● **Work required**
Check each line below for the word "Apresentação". Then give only how many lines have it.

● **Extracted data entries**
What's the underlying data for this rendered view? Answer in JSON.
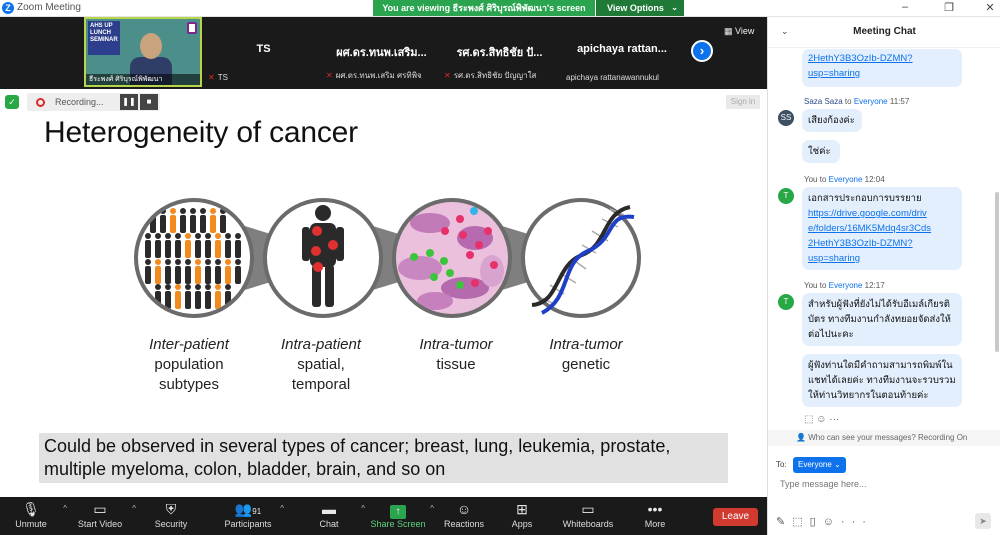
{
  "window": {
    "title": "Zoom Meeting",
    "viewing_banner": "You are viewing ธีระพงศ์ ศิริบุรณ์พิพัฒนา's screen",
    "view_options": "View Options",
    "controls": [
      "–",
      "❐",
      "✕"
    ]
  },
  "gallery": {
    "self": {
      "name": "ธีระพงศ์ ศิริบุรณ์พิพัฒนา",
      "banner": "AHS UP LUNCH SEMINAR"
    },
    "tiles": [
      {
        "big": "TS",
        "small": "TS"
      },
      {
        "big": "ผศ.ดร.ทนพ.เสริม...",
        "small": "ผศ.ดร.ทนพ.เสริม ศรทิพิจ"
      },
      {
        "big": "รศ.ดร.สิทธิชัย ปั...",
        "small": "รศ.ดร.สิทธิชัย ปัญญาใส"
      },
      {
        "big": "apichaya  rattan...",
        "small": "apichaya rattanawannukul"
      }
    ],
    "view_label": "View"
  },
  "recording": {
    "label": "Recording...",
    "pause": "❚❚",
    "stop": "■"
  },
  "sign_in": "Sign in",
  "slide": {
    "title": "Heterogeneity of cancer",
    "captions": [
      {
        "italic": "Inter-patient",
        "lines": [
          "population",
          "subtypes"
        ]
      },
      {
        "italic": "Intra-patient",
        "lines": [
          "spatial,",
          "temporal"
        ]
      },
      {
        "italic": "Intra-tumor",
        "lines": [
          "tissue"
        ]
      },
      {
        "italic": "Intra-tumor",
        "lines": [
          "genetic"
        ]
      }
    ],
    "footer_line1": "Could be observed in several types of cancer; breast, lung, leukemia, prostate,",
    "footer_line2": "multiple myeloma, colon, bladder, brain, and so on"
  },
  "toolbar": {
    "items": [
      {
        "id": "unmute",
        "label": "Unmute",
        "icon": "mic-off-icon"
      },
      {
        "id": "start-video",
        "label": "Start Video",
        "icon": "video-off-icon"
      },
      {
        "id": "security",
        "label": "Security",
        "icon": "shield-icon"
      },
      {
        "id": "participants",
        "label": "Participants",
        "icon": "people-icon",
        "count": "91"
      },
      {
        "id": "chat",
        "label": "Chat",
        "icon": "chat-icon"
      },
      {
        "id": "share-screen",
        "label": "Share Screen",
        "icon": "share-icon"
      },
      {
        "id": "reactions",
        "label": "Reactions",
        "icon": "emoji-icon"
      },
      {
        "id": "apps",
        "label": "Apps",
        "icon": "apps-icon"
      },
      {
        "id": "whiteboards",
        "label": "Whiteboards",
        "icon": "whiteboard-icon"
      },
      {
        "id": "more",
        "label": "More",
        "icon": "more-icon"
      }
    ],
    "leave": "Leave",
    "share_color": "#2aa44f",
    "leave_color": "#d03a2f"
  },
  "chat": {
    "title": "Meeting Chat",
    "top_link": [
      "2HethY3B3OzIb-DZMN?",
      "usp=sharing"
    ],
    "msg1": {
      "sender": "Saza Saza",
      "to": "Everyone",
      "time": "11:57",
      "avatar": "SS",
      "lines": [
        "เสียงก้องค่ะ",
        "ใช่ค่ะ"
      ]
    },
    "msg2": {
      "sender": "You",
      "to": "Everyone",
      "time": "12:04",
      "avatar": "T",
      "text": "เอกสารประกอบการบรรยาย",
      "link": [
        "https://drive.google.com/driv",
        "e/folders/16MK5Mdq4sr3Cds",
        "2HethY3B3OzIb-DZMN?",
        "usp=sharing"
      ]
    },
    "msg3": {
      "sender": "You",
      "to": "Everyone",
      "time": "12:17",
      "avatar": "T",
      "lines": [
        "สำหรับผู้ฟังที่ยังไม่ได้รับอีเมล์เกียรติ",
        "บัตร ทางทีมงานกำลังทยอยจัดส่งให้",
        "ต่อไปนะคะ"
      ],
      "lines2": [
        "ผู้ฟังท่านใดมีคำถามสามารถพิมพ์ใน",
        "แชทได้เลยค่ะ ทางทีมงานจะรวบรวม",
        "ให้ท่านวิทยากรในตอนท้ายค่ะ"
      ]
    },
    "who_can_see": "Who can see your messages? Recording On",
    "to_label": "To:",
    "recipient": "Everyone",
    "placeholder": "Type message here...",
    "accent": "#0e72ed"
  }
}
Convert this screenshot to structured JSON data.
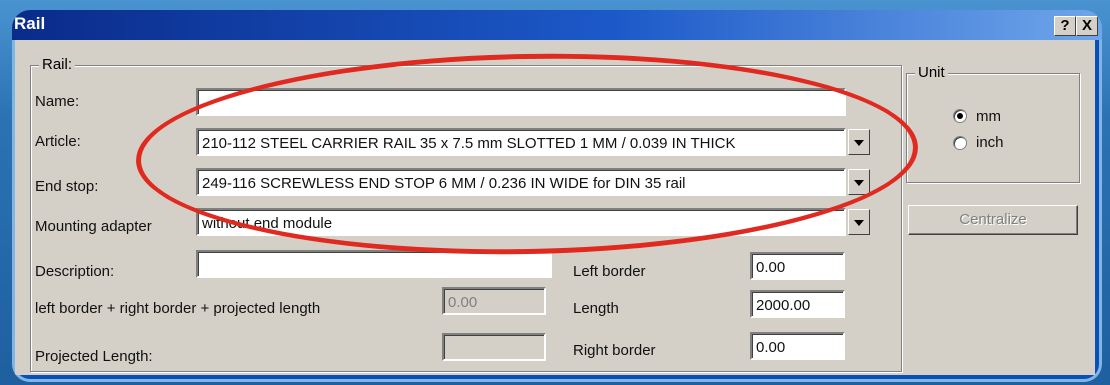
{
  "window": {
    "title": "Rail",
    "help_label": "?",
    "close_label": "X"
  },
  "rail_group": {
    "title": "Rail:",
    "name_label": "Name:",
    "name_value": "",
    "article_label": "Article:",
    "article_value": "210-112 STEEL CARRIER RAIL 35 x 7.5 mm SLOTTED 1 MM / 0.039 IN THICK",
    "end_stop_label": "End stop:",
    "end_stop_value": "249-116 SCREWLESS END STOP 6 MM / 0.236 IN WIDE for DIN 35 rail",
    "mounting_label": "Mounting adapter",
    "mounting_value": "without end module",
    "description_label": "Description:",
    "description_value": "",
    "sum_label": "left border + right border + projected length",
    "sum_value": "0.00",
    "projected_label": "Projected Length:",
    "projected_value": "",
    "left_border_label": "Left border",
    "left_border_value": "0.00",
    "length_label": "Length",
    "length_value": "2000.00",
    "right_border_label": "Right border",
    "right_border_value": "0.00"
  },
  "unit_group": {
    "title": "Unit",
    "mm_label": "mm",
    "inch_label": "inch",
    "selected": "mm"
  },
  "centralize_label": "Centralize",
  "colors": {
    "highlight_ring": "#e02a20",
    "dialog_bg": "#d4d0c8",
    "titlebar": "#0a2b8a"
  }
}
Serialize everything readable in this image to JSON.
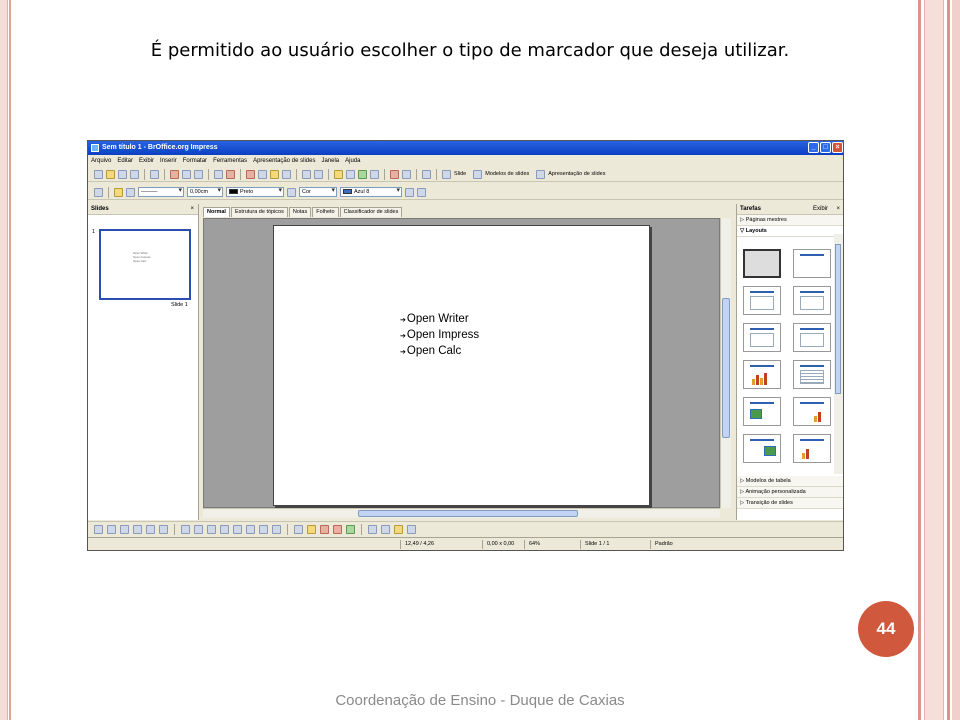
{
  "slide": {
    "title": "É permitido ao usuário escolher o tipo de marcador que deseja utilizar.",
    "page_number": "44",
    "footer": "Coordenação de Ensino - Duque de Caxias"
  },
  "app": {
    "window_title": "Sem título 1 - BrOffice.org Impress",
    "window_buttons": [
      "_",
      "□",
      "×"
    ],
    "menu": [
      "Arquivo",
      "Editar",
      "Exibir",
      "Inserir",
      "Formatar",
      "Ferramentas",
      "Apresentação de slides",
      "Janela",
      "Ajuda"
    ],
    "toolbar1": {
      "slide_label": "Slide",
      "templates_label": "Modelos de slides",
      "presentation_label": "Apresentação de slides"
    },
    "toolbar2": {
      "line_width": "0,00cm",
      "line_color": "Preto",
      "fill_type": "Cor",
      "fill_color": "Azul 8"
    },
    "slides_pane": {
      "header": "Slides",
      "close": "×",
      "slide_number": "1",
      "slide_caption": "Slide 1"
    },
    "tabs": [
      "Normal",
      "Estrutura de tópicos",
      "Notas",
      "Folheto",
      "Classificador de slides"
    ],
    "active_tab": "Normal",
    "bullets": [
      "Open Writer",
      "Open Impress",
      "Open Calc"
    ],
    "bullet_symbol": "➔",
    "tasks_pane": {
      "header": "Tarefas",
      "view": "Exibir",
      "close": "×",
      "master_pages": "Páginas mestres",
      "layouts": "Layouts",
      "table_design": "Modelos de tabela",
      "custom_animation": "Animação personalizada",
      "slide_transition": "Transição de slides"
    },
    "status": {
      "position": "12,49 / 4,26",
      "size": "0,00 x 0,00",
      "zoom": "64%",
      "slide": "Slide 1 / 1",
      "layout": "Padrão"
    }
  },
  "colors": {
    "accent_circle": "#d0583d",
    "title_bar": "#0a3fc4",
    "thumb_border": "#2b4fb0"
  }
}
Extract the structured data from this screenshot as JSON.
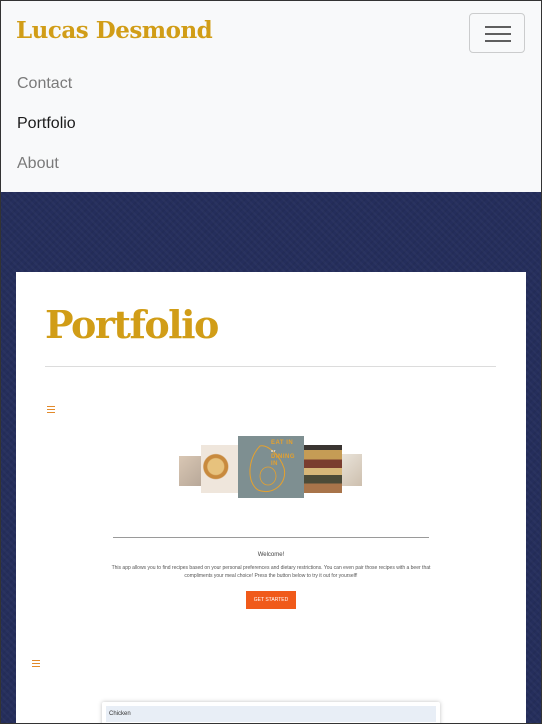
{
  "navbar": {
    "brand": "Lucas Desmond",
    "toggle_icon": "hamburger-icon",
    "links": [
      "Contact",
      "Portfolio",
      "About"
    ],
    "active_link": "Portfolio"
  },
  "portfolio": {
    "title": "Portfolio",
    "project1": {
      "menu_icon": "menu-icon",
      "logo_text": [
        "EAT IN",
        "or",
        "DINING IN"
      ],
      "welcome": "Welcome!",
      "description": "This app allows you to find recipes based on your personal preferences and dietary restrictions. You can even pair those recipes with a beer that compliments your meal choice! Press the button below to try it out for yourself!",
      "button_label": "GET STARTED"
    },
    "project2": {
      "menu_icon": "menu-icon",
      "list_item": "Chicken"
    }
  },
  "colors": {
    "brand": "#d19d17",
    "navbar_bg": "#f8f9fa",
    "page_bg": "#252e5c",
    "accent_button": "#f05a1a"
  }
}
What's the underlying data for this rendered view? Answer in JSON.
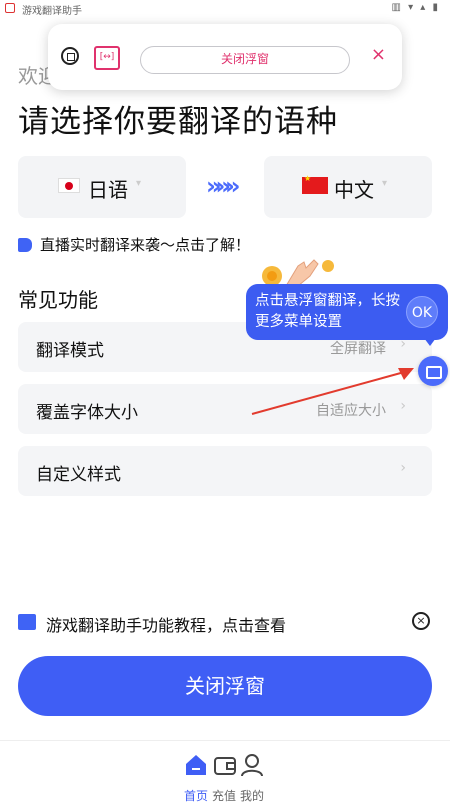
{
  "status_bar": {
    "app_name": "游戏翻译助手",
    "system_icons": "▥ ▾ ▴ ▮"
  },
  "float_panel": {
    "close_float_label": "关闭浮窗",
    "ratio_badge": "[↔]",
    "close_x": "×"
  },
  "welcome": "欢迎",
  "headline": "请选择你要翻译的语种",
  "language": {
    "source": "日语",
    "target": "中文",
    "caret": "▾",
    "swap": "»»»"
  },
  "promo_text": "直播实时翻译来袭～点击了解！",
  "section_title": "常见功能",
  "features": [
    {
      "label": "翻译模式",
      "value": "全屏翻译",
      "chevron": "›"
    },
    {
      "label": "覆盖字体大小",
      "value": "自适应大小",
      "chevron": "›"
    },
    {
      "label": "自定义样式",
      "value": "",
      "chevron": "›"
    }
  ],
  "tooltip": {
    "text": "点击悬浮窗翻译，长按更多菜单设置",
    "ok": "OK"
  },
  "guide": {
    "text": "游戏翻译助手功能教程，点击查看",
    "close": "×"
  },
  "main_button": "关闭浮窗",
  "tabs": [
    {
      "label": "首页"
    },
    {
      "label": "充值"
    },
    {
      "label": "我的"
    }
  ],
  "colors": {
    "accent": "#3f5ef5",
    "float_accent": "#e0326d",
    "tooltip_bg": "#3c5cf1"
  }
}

● **Response to this task**
2